# Work task
Search the records below for "value" and copy every line it turns up in.

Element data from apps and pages
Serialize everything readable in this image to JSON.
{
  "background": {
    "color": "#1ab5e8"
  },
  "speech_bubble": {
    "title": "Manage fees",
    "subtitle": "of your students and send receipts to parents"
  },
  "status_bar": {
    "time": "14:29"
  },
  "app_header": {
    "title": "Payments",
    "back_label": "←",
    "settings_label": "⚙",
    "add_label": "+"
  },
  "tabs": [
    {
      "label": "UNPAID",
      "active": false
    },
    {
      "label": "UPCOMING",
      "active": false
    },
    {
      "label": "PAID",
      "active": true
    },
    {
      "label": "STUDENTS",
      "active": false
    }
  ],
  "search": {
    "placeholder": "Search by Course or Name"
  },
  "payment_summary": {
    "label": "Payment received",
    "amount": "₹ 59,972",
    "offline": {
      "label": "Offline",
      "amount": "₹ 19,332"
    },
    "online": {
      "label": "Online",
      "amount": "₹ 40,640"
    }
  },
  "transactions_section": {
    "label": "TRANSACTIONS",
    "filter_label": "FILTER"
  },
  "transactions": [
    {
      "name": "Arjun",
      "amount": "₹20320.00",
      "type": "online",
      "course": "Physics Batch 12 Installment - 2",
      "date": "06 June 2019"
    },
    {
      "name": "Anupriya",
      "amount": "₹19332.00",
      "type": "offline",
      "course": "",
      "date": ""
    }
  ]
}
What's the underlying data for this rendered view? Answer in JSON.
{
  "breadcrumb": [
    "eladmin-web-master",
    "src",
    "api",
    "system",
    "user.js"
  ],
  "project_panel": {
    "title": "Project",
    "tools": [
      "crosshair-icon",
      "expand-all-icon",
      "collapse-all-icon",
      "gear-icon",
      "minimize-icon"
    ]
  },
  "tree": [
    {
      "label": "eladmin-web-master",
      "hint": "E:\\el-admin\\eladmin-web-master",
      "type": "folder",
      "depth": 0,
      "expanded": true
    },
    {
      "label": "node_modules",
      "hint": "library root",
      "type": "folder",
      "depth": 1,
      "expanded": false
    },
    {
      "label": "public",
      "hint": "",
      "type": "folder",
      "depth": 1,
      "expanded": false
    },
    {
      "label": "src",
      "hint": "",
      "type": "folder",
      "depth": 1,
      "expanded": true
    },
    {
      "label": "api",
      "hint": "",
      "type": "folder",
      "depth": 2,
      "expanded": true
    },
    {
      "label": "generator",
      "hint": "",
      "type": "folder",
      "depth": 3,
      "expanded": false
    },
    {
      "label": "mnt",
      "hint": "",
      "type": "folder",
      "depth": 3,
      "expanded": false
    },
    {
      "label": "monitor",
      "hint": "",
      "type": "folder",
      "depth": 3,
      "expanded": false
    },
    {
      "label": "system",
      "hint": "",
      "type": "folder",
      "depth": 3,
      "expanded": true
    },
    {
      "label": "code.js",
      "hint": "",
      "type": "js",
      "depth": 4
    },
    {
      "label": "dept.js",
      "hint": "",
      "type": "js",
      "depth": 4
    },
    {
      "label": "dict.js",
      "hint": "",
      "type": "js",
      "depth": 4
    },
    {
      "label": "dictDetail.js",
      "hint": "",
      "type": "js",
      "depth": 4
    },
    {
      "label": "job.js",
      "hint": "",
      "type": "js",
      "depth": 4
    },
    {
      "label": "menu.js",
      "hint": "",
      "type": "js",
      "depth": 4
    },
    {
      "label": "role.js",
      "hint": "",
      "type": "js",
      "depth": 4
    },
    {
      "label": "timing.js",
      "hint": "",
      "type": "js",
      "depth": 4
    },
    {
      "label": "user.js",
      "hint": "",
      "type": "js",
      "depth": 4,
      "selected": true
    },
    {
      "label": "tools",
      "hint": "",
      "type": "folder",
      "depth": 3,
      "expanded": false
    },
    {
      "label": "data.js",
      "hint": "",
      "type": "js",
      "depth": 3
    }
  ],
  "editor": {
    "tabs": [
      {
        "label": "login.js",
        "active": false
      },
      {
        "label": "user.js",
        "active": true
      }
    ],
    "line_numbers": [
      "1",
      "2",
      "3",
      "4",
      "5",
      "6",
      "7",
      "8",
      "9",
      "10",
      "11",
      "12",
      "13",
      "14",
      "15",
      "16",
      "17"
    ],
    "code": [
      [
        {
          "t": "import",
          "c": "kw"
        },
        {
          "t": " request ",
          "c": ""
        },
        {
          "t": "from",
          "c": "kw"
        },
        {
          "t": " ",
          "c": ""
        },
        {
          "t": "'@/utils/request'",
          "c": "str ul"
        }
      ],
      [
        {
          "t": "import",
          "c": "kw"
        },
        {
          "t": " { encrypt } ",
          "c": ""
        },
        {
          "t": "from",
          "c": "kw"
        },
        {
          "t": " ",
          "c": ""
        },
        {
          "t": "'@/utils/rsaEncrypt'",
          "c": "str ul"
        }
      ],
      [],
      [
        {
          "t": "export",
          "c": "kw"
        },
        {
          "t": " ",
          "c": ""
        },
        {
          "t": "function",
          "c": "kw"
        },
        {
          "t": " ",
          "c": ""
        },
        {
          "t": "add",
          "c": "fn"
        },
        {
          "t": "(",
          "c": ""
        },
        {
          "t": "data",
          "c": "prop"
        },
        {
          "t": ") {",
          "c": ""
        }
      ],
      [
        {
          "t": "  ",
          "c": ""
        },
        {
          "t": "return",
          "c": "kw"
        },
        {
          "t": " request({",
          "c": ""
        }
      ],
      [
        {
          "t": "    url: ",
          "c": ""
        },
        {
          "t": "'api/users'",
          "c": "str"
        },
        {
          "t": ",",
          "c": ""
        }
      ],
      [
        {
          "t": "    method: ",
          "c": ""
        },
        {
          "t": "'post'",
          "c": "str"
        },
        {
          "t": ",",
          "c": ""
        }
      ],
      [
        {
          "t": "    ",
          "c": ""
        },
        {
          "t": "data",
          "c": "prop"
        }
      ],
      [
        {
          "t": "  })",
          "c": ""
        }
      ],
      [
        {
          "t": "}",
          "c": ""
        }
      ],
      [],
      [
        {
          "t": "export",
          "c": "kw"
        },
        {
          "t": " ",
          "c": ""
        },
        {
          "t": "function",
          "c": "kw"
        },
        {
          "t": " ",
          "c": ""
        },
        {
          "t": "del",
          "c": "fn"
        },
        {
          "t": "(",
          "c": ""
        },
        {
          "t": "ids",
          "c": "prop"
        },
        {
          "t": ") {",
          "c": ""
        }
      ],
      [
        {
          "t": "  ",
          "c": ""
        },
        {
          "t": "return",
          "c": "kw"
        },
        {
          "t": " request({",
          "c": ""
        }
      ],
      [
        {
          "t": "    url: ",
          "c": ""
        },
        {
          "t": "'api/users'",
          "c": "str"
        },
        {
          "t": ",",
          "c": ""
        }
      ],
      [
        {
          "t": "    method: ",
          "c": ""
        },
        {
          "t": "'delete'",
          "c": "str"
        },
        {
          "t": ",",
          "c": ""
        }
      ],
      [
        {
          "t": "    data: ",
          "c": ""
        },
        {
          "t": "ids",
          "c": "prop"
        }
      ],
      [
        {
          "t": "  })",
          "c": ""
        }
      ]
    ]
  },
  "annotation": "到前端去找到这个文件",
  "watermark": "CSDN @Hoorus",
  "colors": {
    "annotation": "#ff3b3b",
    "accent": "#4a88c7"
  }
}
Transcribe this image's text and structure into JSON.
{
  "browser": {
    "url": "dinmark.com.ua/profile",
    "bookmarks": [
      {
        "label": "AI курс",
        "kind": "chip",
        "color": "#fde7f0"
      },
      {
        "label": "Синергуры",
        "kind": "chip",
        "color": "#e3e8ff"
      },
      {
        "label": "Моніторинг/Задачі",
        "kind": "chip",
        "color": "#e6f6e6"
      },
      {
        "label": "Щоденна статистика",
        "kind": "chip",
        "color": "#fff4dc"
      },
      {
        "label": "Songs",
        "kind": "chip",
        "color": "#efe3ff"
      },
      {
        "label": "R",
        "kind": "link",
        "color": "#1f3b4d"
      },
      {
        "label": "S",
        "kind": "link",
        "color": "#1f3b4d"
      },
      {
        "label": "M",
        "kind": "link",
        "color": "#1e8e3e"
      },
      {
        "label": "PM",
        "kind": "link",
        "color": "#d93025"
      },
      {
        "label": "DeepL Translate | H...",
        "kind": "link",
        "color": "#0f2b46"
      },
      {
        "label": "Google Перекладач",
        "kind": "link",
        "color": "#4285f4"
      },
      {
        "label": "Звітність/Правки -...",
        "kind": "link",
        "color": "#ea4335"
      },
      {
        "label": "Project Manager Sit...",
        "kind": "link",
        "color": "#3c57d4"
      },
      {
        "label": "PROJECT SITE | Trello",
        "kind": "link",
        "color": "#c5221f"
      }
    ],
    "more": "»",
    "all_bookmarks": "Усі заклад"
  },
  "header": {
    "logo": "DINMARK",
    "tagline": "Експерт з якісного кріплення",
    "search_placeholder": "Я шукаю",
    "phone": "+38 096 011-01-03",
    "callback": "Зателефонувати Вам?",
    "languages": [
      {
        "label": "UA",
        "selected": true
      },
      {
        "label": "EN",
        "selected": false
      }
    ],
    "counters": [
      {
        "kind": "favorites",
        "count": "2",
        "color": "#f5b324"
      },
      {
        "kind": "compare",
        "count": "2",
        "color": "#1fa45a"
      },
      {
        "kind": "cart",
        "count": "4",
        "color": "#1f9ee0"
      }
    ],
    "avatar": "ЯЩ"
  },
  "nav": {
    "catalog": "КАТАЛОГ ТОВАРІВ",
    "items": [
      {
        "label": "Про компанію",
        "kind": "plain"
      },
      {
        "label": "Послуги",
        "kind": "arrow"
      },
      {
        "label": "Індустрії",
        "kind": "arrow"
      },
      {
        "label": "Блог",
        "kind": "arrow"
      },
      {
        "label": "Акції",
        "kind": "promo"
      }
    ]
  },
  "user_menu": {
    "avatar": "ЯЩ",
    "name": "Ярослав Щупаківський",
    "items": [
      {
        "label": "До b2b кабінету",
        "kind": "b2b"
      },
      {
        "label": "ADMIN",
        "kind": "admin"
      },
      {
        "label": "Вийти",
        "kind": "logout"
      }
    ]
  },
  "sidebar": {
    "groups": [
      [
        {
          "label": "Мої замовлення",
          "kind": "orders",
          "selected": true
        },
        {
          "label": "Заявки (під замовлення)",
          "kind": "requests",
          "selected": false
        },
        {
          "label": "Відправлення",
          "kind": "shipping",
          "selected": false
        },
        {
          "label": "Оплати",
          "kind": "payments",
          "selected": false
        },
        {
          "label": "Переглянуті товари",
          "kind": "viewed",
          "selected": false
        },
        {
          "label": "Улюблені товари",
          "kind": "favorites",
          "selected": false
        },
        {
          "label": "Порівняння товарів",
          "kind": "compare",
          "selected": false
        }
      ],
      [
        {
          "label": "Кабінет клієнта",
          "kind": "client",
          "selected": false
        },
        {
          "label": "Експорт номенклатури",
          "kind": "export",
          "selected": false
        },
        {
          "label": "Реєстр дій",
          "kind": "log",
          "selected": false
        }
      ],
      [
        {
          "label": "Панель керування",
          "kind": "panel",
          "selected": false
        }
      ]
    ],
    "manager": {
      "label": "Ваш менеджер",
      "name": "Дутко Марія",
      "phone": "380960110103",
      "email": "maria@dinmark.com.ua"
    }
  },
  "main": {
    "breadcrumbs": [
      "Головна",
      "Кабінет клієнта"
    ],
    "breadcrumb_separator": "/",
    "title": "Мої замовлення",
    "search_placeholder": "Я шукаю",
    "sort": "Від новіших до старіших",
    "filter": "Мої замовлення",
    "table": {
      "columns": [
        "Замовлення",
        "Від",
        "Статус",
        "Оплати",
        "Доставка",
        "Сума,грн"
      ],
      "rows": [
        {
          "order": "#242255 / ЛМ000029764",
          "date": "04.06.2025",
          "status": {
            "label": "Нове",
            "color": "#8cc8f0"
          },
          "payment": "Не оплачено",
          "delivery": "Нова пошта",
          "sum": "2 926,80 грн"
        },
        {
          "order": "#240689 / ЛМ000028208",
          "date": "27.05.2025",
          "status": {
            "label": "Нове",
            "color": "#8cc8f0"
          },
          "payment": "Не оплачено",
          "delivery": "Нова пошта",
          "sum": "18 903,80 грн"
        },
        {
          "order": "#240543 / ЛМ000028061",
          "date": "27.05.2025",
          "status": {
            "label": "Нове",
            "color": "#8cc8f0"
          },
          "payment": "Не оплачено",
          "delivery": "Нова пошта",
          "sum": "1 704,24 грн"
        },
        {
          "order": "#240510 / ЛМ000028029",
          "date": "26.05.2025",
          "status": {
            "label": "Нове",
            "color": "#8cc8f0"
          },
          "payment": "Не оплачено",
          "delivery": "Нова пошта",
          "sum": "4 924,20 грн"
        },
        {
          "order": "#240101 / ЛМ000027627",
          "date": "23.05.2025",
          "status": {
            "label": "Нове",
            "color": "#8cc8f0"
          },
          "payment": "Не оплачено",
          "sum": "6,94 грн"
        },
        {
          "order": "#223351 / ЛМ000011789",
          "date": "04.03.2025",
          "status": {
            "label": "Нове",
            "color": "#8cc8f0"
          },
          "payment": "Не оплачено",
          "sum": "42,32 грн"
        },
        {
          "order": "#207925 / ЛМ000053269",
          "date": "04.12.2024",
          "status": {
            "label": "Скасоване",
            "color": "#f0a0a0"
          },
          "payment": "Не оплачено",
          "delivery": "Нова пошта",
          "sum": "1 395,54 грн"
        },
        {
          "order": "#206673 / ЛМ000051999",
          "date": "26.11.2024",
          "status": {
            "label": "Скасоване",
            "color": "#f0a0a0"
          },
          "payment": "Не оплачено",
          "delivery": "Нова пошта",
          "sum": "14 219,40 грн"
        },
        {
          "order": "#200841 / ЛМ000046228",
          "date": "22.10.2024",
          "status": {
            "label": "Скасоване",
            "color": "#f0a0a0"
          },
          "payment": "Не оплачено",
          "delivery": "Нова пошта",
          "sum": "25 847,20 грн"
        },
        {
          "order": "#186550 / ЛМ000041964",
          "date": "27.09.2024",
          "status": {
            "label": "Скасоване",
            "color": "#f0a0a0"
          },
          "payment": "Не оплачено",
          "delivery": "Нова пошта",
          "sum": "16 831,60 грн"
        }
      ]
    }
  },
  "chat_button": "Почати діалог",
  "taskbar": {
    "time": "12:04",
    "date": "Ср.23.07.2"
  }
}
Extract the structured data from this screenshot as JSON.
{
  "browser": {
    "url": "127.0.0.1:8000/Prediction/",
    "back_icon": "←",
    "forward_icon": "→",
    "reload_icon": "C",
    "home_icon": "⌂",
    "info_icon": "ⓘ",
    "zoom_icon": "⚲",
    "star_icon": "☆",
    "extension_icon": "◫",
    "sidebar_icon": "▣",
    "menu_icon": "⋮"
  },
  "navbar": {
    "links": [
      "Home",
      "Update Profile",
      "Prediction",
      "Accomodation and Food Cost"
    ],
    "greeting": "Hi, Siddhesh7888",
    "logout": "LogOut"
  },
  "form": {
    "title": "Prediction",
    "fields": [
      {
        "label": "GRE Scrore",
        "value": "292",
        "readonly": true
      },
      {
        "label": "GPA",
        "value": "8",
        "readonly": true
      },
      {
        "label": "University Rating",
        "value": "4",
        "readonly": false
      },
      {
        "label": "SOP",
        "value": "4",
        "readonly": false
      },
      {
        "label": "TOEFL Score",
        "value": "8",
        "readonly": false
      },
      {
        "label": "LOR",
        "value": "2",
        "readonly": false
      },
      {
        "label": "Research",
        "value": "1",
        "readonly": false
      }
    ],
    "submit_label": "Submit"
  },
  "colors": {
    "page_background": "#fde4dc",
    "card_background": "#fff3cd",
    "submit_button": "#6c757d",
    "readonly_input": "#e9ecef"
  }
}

# Written solution
        "value": "292",
        "value": "8",
        "value": "4",
        "value": "4",
        "value": "8",
        "value": "2",
        "value": "1",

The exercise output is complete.